= Work to complete =
Among the entries below, determine how many lines contain the word "Pepperstone" and state only that figure.

-------- Material provided

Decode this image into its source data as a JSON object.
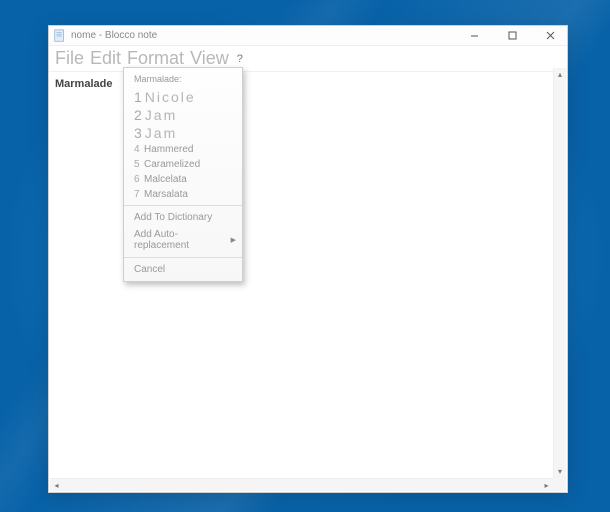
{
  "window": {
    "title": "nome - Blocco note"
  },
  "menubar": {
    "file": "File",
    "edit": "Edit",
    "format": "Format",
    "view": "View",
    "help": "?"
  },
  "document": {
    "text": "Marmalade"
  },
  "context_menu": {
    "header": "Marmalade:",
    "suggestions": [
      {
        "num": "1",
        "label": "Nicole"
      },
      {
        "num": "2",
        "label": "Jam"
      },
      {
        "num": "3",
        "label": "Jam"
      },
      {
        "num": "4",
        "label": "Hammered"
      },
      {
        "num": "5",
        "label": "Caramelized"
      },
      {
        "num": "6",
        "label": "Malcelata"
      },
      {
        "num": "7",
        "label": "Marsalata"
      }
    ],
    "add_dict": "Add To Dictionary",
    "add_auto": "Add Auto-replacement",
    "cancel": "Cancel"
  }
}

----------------
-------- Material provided

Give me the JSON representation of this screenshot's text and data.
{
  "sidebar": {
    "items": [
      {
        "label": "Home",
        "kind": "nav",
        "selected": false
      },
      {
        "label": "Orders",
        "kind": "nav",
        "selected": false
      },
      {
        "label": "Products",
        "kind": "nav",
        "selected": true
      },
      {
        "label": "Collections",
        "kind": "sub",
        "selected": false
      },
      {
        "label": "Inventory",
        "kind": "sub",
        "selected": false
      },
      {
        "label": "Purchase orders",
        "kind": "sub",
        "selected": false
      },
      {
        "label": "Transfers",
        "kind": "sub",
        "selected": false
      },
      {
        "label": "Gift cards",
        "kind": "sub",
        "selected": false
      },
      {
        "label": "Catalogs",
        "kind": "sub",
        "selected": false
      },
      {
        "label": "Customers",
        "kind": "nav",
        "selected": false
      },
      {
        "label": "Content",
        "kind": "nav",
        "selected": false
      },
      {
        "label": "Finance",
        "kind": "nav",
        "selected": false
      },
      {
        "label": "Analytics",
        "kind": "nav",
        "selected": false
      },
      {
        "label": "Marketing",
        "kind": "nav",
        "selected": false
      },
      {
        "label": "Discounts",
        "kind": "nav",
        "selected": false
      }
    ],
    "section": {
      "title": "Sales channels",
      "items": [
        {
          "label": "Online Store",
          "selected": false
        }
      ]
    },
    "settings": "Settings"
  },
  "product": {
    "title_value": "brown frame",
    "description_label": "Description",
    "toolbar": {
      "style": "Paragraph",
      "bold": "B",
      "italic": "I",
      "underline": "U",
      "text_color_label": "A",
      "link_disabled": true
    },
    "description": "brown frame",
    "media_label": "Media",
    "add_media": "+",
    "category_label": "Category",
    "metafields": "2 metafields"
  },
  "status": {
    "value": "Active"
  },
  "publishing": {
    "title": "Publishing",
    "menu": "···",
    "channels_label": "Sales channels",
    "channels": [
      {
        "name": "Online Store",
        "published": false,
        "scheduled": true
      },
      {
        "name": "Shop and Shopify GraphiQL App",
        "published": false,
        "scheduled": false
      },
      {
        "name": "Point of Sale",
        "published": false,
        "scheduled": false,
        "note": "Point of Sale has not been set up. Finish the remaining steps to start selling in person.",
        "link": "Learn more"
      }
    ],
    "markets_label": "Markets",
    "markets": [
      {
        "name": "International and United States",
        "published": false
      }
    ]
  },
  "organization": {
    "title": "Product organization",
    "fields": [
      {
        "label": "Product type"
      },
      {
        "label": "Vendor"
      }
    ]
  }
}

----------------
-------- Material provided

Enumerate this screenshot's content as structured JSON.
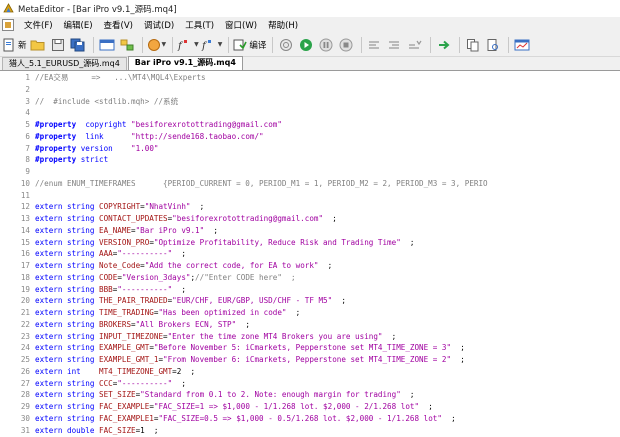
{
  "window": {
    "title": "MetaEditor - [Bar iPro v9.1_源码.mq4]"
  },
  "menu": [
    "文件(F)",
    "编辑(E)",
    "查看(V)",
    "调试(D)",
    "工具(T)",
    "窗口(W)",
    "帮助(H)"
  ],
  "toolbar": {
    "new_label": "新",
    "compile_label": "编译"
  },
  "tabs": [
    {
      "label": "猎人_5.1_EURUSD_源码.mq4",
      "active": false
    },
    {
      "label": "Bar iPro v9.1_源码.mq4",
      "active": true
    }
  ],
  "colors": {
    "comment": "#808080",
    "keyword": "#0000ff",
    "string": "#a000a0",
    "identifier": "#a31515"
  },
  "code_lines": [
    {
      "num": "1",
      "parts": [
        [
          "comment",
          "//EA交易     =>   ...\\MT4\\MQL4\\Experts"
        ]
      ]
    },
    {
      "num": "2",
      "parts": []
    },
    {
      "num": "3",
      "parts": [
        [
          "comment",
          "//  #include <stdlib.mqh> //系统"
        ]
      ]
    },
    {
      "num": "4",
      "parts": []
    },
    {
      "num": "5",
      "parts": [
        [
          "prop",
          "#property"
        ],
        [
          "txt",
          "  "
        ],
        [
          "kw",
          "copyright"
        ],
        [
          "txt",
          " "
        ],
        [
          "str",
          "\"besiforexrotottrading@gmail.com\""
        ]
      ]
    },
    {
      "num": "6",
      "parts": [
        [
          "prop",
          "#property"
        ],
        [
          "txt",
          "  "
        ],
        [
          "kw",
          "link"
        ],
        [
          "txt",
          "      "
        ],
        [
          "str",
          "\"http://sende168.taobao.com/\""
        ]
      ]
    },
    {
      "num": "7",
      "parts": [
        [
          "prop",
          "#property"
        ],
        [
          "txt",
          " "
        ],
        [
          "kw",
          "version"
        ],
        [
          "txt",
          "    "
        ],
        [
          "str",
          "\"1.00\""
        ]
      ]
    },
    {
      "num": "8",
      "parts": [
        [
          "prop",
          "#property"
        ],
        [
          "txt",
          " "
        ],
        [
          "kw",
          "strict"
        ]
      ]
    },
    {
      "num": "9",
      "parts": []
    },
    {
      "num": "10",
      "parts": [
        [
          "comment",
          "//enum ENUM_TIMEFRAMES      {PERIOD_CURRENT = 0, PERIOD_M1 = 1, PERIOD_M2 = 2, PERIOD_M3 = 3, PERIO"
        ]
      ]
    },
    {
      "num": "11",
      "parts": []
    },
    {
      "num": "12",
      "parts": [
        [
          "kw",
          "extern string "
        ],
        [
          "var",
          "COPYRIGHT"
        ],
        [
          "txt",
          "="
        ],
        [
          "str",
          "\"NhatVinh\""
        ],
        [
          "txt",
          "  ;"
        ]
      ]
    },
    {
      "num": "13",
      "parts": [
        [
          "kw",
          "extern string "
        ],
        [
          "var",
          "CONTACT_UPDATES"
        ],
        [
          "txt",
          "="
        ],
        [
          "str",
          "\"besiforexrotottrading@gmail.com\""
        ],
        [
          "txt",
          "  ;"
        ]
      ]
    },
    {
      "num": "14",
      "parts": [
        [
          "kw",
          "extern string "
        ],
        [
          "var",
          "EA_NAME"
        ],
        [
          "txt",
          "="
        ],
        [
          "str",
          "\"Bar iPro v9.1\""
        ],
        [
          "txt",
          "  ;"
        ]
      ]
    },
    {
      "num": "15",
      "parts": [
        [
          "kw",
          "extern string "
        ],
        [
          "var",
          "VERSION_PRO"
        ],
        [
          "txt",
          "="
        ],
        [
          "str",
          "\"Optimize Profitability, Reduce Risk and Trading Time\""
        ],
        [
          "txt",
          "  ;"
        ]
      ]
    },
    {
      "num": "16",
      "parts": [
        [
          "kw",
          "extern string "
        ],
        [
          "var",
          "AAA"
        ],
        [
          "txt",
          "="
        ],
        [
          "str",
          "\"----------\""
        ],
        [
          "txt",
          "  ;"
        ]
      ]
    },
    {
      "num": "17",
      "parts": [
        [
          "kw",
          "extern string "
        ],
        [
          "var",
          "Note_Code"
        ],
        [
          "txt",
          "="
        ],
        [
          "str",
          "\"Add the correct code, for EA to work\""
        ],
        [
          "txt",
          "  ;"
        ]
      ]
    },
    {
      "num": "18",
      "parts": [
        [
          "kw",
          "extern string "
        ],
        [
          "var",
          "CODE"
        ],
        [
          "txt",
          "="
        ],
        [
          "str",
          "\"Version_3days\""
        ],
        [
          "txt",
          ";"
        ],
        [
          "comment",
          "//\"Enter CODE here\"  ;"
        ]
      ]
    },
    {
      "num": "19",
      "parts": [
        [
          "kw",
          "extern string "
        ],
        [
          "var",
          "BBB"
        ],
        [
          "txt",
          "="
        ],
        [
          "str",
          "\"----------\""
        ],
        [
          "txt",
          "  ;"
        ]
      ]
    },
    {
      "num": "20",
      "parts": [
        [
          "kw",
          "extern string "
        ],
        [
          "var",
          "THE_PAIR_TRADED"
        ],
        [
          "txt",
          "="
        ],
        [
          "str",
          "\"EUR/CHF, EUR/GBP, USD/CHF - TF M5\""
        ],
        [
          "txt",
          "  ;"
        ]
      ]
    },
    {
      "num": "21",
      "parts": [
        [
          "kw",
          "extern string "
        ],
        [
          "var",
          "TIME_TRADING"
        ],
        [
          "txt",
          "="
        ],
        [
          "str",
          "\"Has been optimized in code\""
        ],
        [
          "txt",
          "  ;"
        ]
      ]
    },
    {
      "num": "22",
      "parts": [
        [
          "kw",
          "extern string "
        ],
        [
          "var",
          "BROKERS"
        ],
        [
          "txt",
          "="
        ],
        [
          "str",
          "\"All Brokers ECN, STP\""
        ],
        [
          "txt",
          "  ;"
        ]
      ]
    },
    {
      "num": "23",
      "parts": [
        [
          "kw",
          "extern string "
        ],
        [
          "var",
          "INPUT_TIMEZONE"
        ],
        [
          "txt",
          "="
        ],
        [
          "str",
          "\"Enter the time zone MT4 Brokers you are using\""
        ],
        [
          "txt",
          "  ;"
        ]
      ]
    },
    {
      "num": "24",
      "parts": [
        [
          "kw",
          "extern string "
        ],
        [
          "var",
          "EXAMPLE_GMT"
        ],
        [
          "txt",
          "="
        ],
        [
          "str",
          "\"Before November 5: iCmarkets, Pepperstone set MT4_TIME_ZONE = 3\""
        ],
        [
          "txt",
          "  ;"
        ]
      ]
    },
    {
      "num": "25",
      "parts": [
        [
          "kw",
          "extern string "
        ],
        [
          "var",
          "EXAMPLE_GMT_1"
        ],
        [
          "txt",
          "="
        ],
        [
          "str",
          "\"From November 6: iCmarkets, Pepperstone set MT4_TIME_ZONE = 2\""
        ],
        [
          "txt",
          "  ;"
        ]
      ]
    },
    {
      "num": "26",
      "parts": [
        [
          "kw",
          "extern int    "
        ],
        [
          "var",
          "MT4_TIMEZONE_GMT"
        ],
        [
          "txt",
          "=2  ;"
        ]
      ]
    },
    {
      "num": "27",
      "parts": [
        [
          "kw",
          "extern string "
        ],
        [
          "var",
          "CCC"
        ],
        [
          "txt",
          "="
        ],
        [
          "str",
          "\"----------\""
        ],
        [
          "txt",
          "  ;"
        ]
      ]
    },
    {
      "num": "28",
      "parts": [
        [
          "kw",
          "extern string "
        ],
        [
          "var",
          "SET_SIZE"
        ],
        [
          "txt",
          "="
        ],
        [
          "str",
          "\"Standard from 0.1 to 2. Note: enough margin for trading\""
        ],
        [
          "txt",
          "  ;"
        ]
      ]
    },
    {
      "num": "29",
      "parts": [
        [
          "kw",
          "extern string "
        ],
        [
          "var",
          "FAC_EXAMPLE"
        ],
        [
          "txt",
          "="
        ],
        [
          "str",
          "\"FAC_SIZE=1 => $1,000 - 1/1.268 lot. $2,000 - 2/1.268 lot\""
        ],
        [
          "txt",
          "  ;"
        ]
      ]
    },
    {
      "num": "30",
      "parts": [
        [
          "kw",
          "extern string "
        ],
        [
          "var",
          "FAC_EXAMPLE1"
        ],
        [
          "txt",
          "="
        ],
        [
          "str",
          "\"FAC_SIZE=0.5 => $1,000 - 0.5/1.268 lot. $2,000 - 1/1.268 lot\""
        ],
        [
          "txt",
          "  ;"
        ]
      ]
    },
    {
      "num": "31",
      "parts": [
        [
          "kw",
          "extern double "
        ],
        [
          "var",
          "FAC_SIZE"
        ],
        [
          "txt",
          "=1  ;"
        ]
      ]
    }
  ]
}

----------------

= Response area =
2